Sometimes events happen that make us feel we have no agency, no voice, no control. But though terrifying and destabilising at first, we are not passive victims blowing in the wind. We can survive and thrive. To do so we need a range of flexible coping strategies that can help us deal with the blows and stresses and strains. 

Fox suggests the key skills that are necessary to allow us to be the active steward of our own well-being, allow us to be open to different possibilities, allow us to think creatively, and allow us to take alternative routes when faced with obstinate obstacles in our way.

Fox is an advocate of flexibility of mind understanding that, in our panic when faced with change, our tendency is to become rigid, fixed and stuck and play out old and familiar scenarios which are no longer relevant or suitable. For example, there is no point changing tack if grit and persistence are what is needed. On the other hand, while perseverance can be a strength, it is no good if it is now essential to make a change. 

Martial arts actor Bruce Lee said we should beware of becoming stale and stagnant. Instead, we should keep changing shape, be like running water, and flow through the cracks of obstructions on our path. 

‘The realist sees reality as concrete. The optimist sees it as clay.’ (Robert Brault)

Brault also said ‘When you cannot overcome the obstacles in your path, perhaps it’s no longer your path.’

Perhaps it’s time to take an unanticipated and completely new path altogether. We may not recognise that there are many alternative pathways, choices, and opportunities for us in life. We fear straying from the designated plan. Although it may feel hard to step into the unknown, it’s usually not about being rightor wrongbecause we can take charge of shaping the outcome. Fox defines ‘Switchcraft’ as the development of the agile mindset by cultivating as a ‘craft’ the ability to ‘switch’.

She uses the metaphor of a game of golf to illustrate an attitude to life. Sometimes we land a dizzying hole in one. But golf can also be full of problems: the ball may end up on the green, or in the bunker, in the water, or in the long grass. But there is a golf club for every eventuality and no matter where your ball lands you must choose the right club for the right shot, deal with the situation, and continue the round. There is no one-size-fits-all so there is need for mental agility, a positive mindset, and the capacity to engage and seize any new opportunities. 

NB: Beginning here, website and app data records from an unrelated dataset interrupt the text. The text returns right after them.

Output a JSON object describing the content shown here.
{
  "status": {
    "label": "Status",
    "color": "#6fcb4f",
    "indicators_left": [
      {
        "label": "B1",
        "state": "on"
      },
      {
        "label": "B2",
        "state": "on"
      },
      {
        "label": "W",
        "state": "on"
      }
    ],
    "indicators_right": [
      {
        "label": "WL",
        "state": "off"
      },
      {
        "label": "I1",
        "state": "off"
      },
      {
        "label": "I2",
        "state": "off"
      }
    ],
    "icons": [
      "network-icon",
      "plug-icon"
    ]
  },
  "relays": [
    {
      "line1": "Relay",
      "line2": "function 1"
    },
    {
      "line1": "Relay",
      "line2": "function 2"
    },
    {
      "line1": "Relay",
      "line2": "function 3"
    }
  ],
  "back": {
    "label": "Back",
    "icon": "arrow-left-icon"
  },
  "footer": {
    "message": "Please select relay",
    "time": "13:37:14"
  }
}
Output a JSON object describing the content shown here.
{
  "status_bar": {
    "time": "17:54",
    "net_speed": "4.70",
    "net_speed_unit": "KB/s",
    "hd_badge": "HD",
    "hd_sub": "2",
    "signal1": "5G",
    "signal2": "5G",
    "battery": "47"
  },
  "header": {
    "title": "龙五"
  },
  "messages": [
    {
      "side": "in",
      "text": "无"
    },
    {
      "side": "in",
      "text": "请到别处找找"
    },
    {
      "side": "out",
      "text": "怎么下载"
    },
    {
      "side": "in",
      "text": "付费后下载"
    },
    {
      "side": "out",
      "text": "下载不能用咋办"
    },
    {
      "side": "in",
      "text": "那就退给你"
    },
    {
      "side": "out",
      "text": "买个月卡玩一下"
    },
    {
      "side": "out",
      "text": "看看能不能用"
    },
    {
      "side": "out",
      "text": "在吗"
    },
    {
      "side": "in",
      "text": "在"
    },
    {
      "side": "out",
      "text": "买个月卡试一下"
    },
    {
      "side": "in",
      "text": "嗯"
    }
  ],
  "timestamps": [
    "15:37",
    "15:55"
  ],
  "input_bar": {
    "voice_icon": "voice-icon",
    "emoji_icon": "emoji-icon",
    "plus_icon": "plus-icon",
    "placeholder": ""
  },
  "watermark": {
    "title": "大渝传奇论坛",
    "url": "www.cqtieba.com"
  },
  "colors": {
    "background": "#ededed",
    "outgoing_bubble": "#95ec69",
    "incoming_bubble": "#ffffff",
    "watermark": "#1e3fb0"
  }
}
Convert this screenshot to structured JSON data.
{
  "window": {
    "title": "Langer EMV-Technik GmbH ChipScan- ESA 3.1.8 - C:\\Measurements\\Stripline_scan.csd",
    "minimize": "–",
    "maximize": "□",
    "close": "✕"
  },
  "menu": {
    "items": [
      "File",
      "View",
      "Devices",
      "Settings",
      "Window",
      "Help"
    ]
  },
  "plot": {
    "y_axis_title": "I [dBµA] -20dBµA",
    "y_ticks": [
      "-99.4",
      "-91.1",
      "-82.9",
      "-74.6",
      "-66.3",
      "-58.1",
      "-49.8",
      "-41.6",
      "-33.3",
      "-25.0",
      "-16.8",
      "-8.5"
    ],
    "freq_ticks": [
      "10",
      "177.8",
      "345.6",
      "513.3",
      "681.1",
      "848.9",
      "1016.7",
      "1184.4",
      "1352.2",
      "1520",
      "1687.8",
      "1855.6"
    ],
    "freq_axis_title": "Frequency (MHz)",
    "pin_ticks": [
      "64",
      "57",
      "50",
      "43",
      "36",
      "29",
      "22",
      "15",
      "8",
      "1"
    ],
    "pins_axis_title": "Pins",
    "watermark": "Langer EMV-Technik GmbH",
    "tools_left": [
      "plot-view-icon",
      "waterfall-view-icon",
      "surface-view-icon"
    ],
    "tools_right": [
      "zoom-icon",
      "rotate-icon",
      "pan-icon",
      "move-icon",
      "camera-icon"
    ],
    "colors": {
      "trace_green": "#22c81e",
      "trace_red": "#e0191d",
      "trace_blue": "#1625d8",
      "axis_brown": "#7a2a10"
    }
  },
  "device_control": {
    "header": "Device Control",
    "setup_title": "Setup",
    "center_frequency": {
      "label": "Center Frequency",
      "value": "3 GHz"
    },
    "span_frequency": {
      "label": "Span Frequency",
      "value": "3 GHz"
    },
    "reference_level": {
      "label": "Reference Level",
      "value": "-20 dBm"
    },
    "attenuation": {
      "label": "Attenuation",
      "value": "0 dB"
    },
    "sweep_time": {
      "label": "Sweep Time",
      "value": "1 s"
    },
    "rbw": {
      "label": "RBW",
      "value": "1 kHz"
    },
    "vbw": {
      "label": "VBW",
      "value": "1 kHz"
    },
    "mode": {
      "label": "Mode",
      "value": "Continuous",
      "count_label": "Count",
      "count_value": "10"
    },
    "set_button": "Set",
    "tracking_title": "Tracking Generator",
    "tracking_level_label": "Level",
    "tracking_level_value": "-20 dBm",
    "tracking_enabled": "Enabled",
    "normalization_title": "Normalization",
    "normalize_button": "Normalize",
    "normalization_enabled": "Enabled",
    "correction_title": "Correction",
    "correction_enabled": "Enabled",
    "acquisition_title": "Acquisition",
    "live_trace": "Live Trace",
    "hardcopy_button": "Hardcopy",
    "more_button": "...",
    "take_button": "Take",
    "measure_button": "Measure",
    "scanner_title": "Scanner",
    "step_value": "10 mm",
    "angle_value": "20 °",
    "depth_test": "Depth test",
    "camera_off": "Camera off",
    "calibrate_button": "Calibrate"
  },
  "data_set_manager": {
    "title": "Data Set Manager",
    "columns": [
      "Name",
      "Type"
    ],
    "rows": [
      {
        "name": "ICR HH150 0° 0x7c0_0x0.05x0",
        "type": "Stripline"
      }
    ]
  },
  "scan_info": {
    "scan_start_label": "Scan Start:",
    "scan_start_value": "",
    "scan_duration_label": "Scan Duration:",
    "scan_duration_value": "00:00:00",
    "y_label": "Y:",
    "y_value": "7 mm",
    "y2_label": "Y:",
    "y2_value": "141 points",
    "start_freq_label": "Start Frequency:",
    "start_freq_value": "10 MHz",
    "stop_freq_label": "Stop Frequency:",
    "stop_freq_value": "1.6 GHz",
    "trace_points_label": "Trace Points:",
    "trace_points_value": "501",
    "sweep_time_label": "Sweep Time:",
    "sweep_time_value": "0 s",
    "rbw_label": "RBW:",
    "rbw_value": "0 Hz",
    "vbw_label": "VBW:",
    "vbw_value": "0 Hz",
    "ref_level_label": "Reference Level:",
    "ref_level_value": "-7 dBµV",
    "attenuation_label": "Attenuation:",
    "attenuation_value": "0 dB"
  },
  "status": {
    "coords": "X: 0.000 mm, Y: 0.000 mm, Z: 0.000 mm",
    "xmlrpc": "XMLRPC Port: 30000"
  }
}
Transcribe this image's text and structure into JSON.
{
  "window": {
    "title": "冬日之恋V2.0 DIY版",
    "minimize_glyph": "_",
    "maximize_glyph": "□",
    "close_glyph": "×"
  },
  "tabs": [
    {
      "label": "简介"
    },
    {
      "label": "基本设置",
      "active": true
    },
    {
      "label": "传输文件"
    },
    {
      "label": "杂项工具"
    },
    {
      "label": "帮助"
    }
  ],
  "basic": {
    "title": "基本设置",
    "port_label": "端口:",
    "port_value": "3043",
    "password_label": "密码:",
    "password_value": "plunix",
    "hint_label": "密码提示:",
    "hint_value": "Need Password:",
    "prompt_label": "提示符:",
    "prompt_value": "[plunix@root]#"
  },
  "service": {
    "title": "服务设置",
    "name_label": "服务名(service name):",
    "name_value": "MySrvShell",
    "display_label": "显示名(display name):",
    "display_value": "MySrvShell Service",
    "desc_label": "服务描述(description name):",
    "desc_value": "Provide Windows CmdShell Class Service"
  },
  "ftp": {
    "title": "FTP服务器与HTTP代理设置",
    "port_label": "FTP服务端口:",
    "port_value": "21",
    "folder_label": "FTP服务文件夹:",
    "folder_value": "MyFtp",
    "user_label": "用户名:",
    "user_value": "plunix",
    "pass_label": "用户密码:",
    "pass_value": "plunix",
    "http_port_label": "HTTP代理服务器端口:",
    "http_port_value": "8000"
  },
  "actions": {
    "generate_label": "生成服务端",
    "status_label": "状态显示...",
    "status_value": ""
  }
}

Fox says, ‘Succeeding in life is often about finding the right balance between mental strengthon the one hand and mental agilityon the other…’ and goes on to explain that our emotions are at the heart of our mental agility. 

We are affected by what mindfulness teachers call ‘feeling tones’. ‘Feeling tones’ are a subtle window into our emotional life and provide us with a continuous read out of a situation, often informing us of what is going on before our conscious brain catches up. 

However, in a noisy modern world we often disregard or fail to hear the signals coming from within our bodies and hearts. We can miss the messages of wisdom that are contained within us that would be of help. She says developing our emotional awareness and intuition is so important. Balance can so easily be lost. Inflexibility, attention focused on the negatives, and anxiety and depression can take hold making recovery more difficult

She says it is an essential lifetime’s work to maintain the four overarching pillars of the craft:

  1. Stay agile in the face of our changing times.
  2. Know yourself. Work to develop your self-awareness.
  3. Work on enhancing your emotional awareness. Strengthen your ability to self-soothe and regulate emotions.
  4. Give yourself time and space for reflection to give room for your intuition. Your intuition can become a trusted guide when linked to your understanding of your core values and beliefs.

You will then be better armed to navigate the turbulence and challenges that make up modern life today.

Kathy Rees